Now, let’s look a little more closely at how Meg and I divided up those three minutes. We split the time up roughly equally to make sure we had enough time to develop each element. In the first minute (0:05 – 0:57), we set the stage: Where are we? Who are the characters? In the second minute (0:58 – 1:46), we get the action going: Why are we here? What is at stake? Finally, in the third minute (1:47 – 2:57), we finish the action sequence and show its effects on our main character.

The music provided the backdrop. It is the first thing most people notice even if they’re not aware of it. Most filmmakers will tell you that music should respond to the story rather than drive it, but I had to make a compromise and use the music to set the mood quickly to advance the story. Then there is my friend Nic’s voice. He gives the video that healthy dose of gravitas that takes it over the top (…in a world…) so your mind thinks, “oooh! A movie trailer!” even before you hear a single scientific term. By the time the microbes come spinning into view, we’ve got you: Your eyes, your ears, and your mind are at attention as we start from on high and dive into the river, riding shotgun with our heroes.

Thus a video abstract was born. It was far from perfect—it came in second place, after all—and there are a lot of ways we could have improved it. Thanks to the feedback from participating classrooms, we learned that the content went by too quickly for some of them. Our title was also a bit of a mouthful. Most importantly, though, we didn’t feature the scientists (my colleagues and me) doing the work. So, on my next research cruise, I’m bringing a video camera!

What advice might I give to aspiring video challengers? Here are five tips:

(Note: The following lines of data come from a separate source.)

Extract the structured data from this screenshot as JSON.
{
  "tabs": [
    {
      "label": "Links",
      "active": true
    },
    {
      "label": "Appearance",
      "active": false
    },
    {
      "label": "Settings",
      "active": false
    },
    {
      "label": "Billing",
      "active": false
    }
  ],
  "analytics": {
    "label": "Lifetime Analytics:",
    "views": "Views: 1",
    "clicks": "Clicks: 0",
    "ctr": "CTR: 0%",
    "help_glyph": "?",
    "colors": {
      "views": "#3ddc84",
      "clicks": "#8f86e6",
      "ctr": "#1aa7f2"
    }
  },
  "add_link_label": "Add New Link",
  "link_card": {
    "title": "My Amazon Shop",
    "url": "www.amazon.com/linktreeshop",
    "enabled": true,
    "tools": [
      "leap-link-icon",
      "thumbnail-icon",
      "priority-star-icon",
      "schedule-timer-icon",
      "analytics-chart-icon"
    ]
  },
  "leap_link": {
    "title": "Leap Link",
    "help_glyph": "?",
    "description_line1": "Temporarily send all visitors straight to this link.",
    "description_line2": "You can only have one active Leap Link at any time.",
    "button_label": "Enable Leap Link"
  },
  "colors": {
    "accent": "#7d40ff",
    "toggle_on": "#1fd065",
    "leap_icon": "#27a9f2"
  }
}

  • Define your communication goals early. Your communication goals will dictate the form and content of your video as much as your audience will. Not every good idea you can think of will be in service of these goals, but your ideas can be honed to do so.
  • Learn about your potential audiences. A room full of highly educated adults will respond differently to a video than a room full of middle-school students will. You will always have more than one audience, and you’re looking for entry points at which to start conversations with them.
  • Keep it simple, but not dumbed down. A technique I have found helpful for scientific papers is to reduce the abstract into two sentences, the first of which is the “30,000-foot view” of the problem, and the second of which is your approach to that problem. It’s worth the trouble.
  • Partner with professional, if you can. When I make science-themed videos and podcasts, the lion’s share of the time is actually spent on the editing, not the writing. Whenever I have worked with video professionals, however, the end product has always been better and finished in less time because we can each play to our strengths.
  • Test, evaluate, and iterate. Like any skill we want to cultivate, we need to reach beyond our comfort zone to grow, and we need honest and constructive feedback to improve.